*Problem requirements*
After finding the line with "What's the underlying" in the entries below, copy that line and each one after it exactly, through the last line, and omit pictures.

*Data for this exercise*
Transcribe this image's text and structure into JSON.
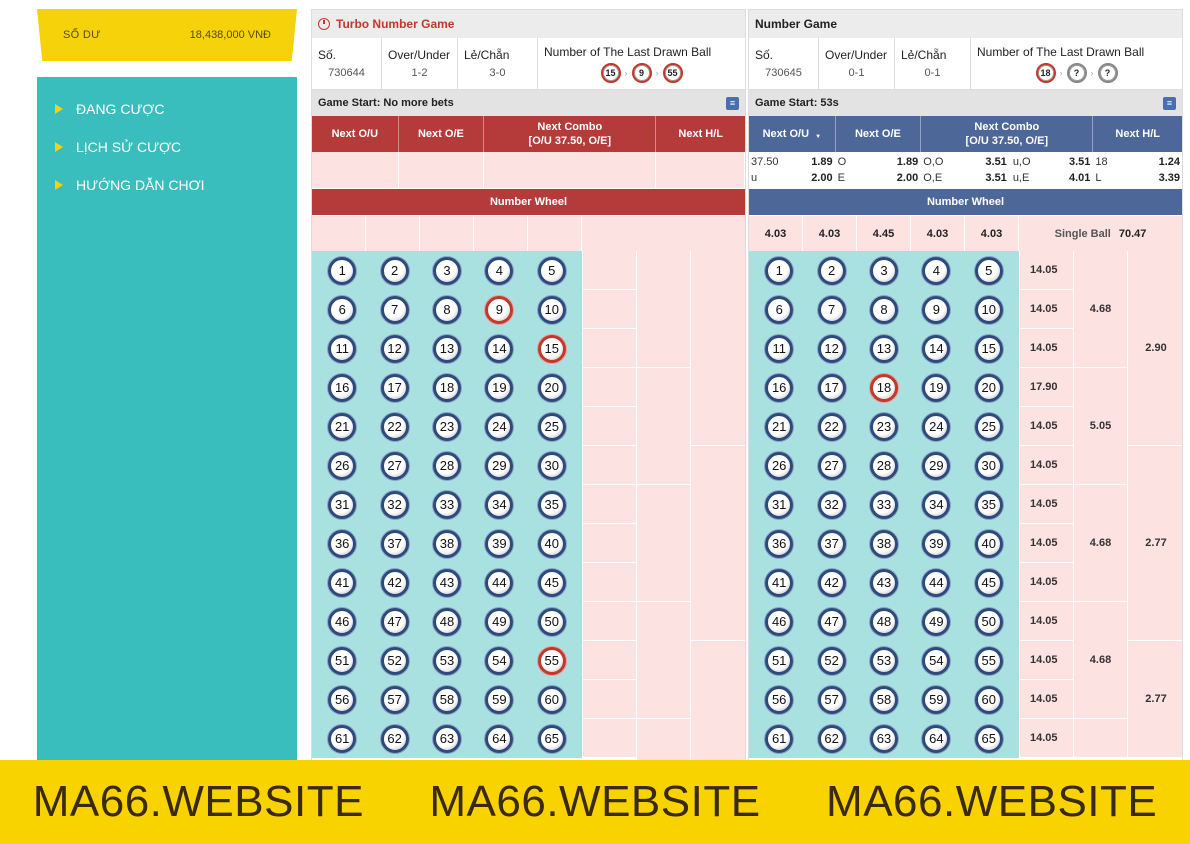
{
  "balance": {
    "label": "SỐ DƯ",
    "value": "18,438,000 VNĐ"
  },
  "nav": [
    {
      "label": "ĐANG CƯỢC"
    },
    {
      "label": "LỊCH SỬ CƯỢC"
    },
    {
      "label": "HƯỚNG DẪN CHƠI"
    }
  ],
  "panel1": {
    "title": "Turbo Number Game",
    "info": {
      "so_label": "Số.",
      "so": "730644",
      "ou_label": "Over/Under",
      "ou": "1-2",
      "le_label": "Lẻ/Chẵn",
      "le": "3-0",
      "last_label": "Number of The Last Drawn Ball",
      "last": [
        "15",
        "9",
        "55"
      ]
    },
    "status": "Game Start: No more bets",
    "headers": [
      "Next O/U",
      "Next O/E",
      "Next Combo\n[O/U 37.50, O/E]",
      "Next H/L"
    ],
    "wheel_title": "Number Wheel",
    "hot": [
      9,
      15,
      55
    ]
  },
  "panel2": {
    "title": "Number Game",
    "info": {
      "so_label": "Số.",
      "so": "730645",
      "ou_label": "Over/Under",
      "ou": "0-1",
      "le_label": "Lẻ/Chẵn",
      "le": "0-1",
      "last_label": "Number of The Last Drawn Ball",
      "last": [
        "18",
        "?",
        "?"
      ]
    },
    "status": "Game Start: 53s",
    "headers": [
      "Next O/U",
      "Next O/E",
      "Next Combo\n[O/U 37.50, O/E]",
      "Next H/L"
    ],
    "sort_icon": "▼",
    "odds": {
      "ou": [
        [
          "37.50",
          "1.89"
        ],
        [
          "u",
          "2.00"
        ]
      ],
      "oe": [
        [
          "O",
          "1.89"
        ],
        [
          "E",
          "2.00"
        ]
      ],
      "combo": [
        [
          "O,O",
          "3.51",
          "u,O",
          "3.51"
        ],
        [
          "O,E",
          "3.51",
          "u,E",
          "4.01"
        ]
      ],
      "hl": [
        [
          "18",
          "1.24"
        ],
        [
          "L",
          "3.39"
        ]
      ]
    },
    "wheel_title": "Number Wheel",
    "wheel_odds": [
      "4.03",
      "4.03",
      "4.45",
      "4.03",
      "4.03"
    ],
    "single_ball_label": "Single Ball",
    "single_ball": "70.47",
    "row_odds": [
      "14.05",
      "14.05",
      "14.05",
      "17.90",
      "14.05",
      "14.05",
      "14.05",
      "14.05",
      "14.05",
      "14.05",
      "14.05",
      "14.05",
      "14.05"
    ],
    "group_odds": [
      "4.68",
      "5.05",
      "4.68",
      "4.68"
    ],
    "half_odds": [
      "2.90",
      "2.77",
      "2.77"
    ],
    "hot": [
      18
    ]
  },
  "watermark": [
    "MA66.WEBSITE",
    "MA66.WEBSITE",
    "MA66.WEBSITE"
  ]
}
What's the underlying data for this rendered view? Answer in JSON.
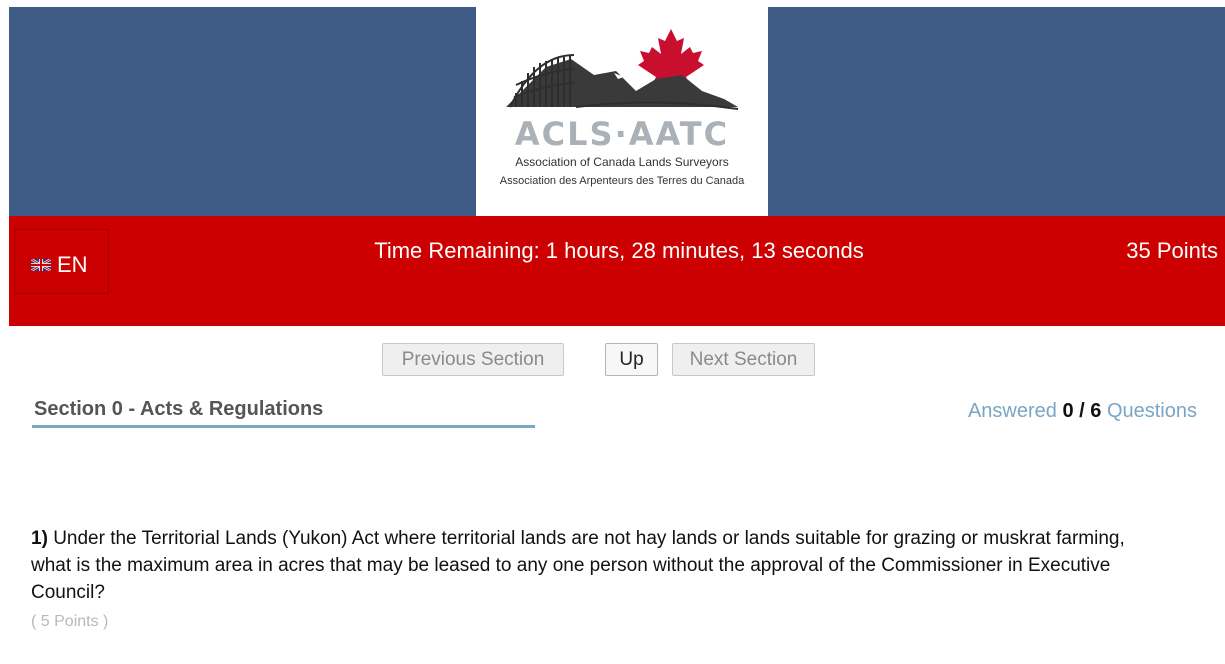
{
  "header": {
    "logo": {
      "acronym": "ACLS·AATC",
      "name_en": "Association of Canada Lands Surveyors",
      "name_fr": "Association des Arpenteurs des Terres du Canada"
    }
  },
  "status_bar": {
    "language": {
      "icon": "uk-flag-icon",
      "code": "EN"
    },
    "timer": "Time Remaining: 1 hours, 28 minutes, 13 seconds",
    "points": "35 Points"
  },
  "navigation": {
    "previous_label": "Previous Section",
    "up_label": "Up",
    "next_label": "Next Section"
  },
  "section": {
    "title": "Section 0 - Acts & Regulations",
    "answered_prefix": "Answered",
    "answered_count": "0 / 6",
    "answered_suffix": "Questions"
  },
  "question": {
    "number": "1)",
    "text": "Under the Territorial Lands (Yukon) Act where territorial lands are not hay lands or lands suitable for grazing or muskrat farming, what is the maximum area in acres that may be leased to any one person without the approval of the Commissioner in Executive Council?",
    "points": "( 5 Points )"
  },
  "colors": {
    "header_blue": "#3e5c85",
    "status_red": "#cc0000",
    "link_blue": "#79a6c4",
    "maple_red": "#c8102e"
  }
}
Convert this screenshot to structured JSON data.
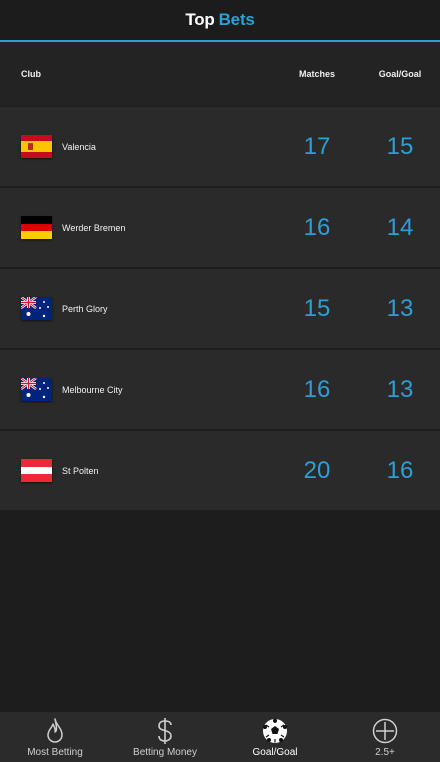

*Response to the task*
What's the underlying data for this rendered view? Answer in JSON.
{
  "header": {
    "logo": {
      "acronym": "ACLS·AATC",
      "name_en": "Association of Canada Lands Surveyors",
      "name_fr": "Association des Arpenteurs des Terres du Canada"
    }
  },
  "status_bar": {
    "language": {
      "icon": "uk-flag-icon",
      "code": "EN"
    },
    "timer": "Time Remaining: 1 hours, 28 minutes, 13 seconds",
    "points": "35 Points"
  },
  "navigation": {
    "previous_label": "Previous Section",
    "up_label": "Up",
    "next_label": "Next Section"
  },
  "section": {
    "title": "Section 0 - Acts & Regulations",
    "answered_prefix": "Answered",
    "answered_count": "0 / 6",
    "answered_suffix": "Questions"
  },
  "question": {
    "number": "1)",
    "text": "Under the Territorial Lands (Yukon) Act where territorial lands are not hay lands or lands suitable for grazing or muskrat farming, what is the maximum area in acres that may be leased to any one person without the approval of the Commissioner in Executive Council?",
    "points": "( 5 Points )"
  },
  "colors": {
    "header_blue": "#3e5c85",
    "status_red": "#cc0000",
    "link_blue": "#79a6c4",
    "maple_red": "#c8102e"
  }
}
Convert this screenshot to structured JSON data.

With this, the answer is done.